References:a. MetLife/NASSP PR on Dr. Mel Riddile b. Wash Post on Dr. Mel Riddile Recently Dr. Mel Riddile, former national executive director of Straight, was named top high school principal in America by MetLife and the National Association of Secondary School Principals. This prompted Wes Fager, editor of theStraights dot com, to send the following eMail to Michael Carr of NASSP:_____________________Dear Michael Carr, NASSP I was dissapointed to learn that Dr. Riddile has been selected by your organization as National High School Principal of the Year. Dr. Riddile is the former director of Straight-Springfield, Virginia and the former national director of Straight, Inc. For 17 years Straight, Inc. was the biggest juvenile drug rehabilitation program in the world (though Dr. Riddile was not with the program all that time). But Straight was also one of the most destructive rehab programs the world has ever seen. It operated on deceit, fear, intimidation, and untested methods brainwashing. Mental and physical abuse were rampant. Eventually this national-level program had to close all its treatment camps under mounting civil suits and investigations from state criminal and child welfare agencies. And while Dr. Riddile is being recognized today for his current work and receiving a $5,000 check, I think it is important to note that over 40 of Straight's former clients have committed suicide. Wesley Fagered, http://www.thestraights.com

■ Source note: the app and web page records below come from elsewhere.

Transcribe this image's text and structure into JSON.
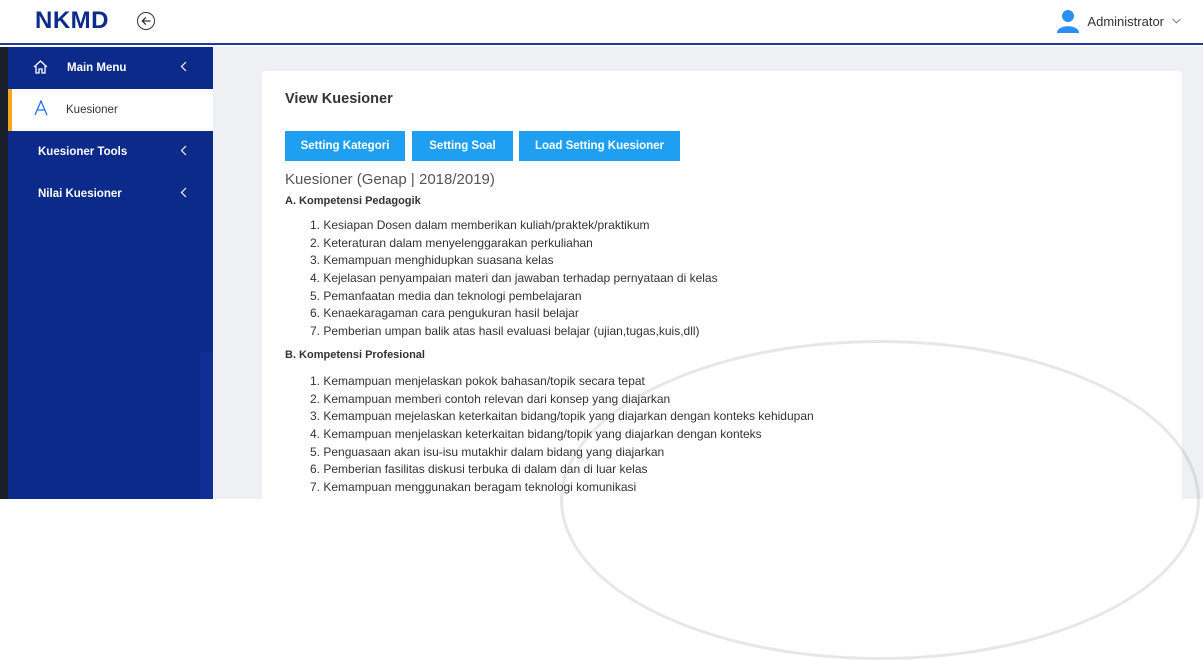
{
  "app": {
    "brand": "NKMD",
    "user_name": "Administrator"
  },
  "sidebar": {
    "items": [
      {
        "label": "Main Menu",
        "icon": "home-icon"
      },
      {
        "label": "Kuesioner",
        "icon": "letter-a-icon"
      },
      {
        "label": "Kuesioner Tools"
      },
      {
        "label": "Nilai Kuesioner"
      }
    ]
  },
  "main": {
    "title": "View Kuesioner",
    "buttons": {
      "kategori": "Setting Kategori",
      "soal": "Setting Soal",
      "load": "Load Setting Kuesioner"
    },
    "heading": "Kuesioner (Genap | 2018/2019)",
    "sections": [
      {
        "title": "A. Kompetensi Pedagogik",
        "items": [
          "1. Kesiapan Dosen dalam memberikan kuliah/praktek/praktikum",
          "2. Keteraturan dalam menyelenggarakan perkuliahan",
          "3. Kemampuan menghidupkan suasana kelas",
          "4. Kejelasan penyampaian materi dan jawaban terhadap pernyataan di kelas",
          "5. Pemanfaatan media dan teknologi pembelajaran",
          "6. Kenaekaragaman cara pengukuran hasil belajar",
          "7. Pemberian umpan balik atas hasil evaluasi belajar (ujian,tugas,kuis,dll)"
        ]
      },
      {
        "title": "B. Kompetensi Profesional",
        "items": [
          "1. Kemampuan menjelaskan pokok bahasan/topik secara tepat",
          "2. Kemampuan memberi contoh relevan dari konsep yang diajarkan",
          "3. Kemampuan mejelaskan keterkaitan bidang/topik yang diajarkan dengan konteks kehidupan",
          "4. Kemampuan menjelaskan keterkaitan bidang/topik yang diajarkan dengan konteks",
          "5. Penguasaan akan isu-isu mutakhir dalam bidang yang diajarkan",
          "6. Pemberian fasilitas diskusi terbuka di dalam dan di luar kelas",
          "7. Kemampuan menggunakan beragam teknologi komunikasi"
        ]
      }
    ]
  }
}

Alleged abuses at Straight - Fairfax
The Straights and RICO
Overview of Abuses at Straight
Straight and Medical Research
Drug Program Having Problems

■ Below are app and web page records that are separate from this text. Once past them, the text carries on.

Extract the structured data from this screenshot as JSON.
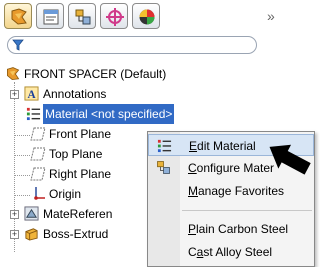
{
  "toolbar": {
    "tabs": [
      {
        "name": "feature-manager-tab"
      },
      {
        "name": "property-manager-tab"
      },
      {
        "name": "configuration-manager-tab"
      },
      {
        "name": "dim-xpert-tab"
      },
      {
        "name": "display-manager-tab"
      }
    ],
    "more_label": "»"
  },
  "tree": {
    "root": "FRONT SPACER  (Default)",
    "items": [
      {
        "label": "Annotations"
      },
      {
        "label": "Material <not specified>"
      },
      {
        "label": "Front Plane"
      },
      {
        "label": "Top Plane"
      },
      {
        "label": "Right Plane"
      },
      {
        "label": "Origin"
      },
      {
        "label": "MateReferen"
      },
      {
        "label": "Boss-Extrud"
      }
    ]
  },
  "context_menu": {
    "items": [
      {
        "prefix": "",
        "accel": "E",
        "rest": "dit Material"
      },
      {
        "prefix": "",
        "accel": "C",
        "rest": "onfigure Mater"
      },
      {
        "prefix": "",
        "accel": "M",
        "rest": "anage Favorites"
      },
      {
        "prefix": "",
        "accel": "P",
        "rest": "lain Carbon Steel"
      },
      {
        "prefix": "C",
        "accel": "a",
        "rest": "st Alloy Steel"
      }
    ]
  },
  "colors": {
    "selection": "#316ac5",
    "menu_hover": "#d7e5f5"
  }
}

The Straights.com: rehabilitation, thought reform, $95 million and the destruction of young spirits.
Legal Page; Slapp Suit; Malicious Prosecution
In Lake Worth's Growing Together, kids don't kick drugs. They're beaten and humiliated.
Letters to the Editor
Straight, Inc.: The Drug War The Drug War Concentration Camps of the 1980s
The Republican Party and the Great Northen Virginia juvenile suicide epidemic of the 80s
Mel and Betty Sembler, Always the Good Republicans
Freedom of Mind Center
We shall tolerate no treatment program where children can not talk, in private, with their parents. : Fornits' Home for Wayward Web Forum Index - Straight, Inc. Veterans
Drug Free America Foundation Formerly Known as Straight, Inc. See change of name form.
Teen Boot Camps: Behavior Modification or Torture Centers?
Drug Rehab News